  7. My condolences Maitri.

    I know Bhavani Patti (Grandma Bhavani) because I am her

    This reminds me of what we used to call our grandparents. We didn’t actually know their first names so distinguished between maternal and paternal grandparents by where they lived (eg. Madras Ammachi .vs. Bangalore Ammachi — which sounds odd when translated into english: Grandma Madras ?). And when they relocated their names changed accordingly. I don’t know if this convention is common among the rest of you.

    On a different note: thanks for your valiant attempts to continue to break the north-indian lexical hegemony :) on this blog.

  8. Maitri, my condolences to your family. My optimism for your great city. My cyber-affection for you.
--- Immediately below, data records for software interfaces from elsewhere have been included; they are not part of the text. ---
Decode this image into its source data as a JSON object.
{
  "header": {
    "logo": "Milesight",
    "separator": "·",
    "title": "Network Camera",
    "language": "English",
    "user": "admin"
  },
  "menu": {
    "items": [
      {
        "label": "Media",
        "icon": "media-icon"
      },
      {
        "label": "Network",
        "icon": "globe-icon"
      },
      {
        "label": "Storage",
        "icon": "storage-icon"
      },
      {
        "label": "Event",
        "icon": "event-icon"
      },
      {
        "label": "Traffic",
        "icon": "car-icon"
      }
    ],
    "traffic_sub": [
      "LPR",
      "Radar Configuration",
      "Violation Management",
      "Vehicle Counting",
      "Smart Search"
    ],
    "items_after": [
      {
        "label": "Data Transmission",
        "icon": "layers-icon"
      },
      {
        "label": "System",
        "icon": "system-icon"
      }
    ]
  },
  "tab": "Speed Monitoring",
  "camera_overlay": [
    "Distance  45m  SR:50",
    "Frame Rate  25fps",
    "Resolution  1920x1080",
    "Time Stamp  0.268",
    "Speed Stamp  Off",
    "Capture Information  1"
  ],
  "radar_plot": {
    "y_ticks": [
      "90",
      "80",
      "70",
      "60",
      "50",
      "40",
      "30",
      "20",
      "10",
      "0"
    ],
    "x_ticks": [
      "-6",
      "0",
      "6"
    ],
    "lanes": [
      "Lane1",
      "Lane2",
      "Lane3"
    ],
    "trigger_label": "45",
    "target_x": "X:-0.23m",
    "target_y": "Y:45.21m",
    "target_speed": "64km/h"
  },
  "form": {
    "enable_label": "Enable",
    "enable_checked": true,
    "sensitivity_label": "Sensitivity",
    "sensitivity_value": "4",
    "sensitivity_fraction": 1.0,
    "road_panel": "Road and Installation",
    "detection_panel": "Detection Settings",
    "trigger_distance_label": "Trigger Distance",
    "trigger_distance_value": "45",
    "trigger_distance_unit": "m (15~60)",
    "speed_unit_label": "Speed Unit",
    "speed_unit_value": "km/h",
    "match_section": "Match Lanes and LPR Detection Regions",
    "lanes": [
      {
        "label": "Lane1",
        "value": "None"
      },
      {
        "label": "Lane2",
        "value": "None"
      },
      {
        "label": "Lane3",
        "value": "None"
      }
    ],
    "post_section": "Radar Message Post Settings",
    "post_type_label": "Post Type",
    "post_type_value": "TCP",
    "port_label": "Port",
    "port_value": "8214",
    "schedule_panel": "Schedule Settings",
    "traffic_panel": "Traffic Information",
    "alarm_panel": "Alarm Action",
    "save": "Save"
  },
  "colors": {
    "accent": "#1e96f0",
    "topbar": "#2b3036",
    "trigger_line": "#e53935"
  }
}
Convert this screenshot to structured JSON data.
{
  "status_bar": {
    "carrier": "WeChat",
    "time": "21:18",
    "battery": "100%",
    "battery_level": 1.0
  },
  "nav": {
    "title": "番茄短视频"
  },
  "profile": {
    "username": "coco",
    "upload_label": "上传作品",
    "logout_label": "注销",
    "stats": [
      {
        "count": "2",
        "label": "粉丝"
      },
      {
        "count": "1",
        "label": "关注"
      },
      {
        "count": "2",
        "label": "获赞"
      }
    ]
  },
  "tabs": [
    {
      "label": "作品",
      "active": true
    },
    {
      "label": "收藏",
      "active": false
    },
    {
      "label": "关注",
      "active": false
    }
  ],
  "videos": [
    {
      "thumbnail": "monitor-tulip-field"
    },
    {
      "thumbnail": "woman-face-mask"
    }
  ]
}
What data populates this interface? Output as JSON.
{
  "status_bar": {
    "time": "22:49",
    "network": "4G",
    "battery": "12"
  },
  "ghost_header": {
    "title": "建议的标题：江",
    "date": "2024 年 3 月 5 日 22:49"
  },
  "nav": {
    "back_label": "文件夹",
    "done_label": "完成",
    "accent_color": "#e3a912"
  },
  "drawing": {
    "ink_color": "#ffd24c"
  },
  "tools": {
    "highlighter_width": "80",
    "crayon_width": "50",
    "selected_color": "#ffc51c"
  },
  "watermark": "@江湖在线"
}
Thanks for educating, entertaining, and enlightening us for the past month. A bientot, my fellow Tamilian.

  9. Maitri, I can’t resist being a typical middle-aged first gener at this moment and say – we are raising ‘em right! And my condolences.

  10. My last trip to New Orleans was for the funeral of my grandmother, one of the finest people I have ever known. All the best… good luck and Godspeed…

  11. Maitri,

    My condolences for your loss. Thank you for your insightful articles here on SM.

    Best wishes for Navratri too.

  12. Maitri,

    So sorry to hear of your loss.

    Although when you said, “I am her” i stopped worrying for you. I hope that the simple beauty of that is a lasting talisman no matter what life may bring you.

    Thanks for very many interesting posts; and all best!

  13. maitri,

    You’ve done a lot of good for your city. You made us want to visit New Orleans again and soon. Sorry for your Patti and sorry you won’t be posting anymore. Poitu vaanga : )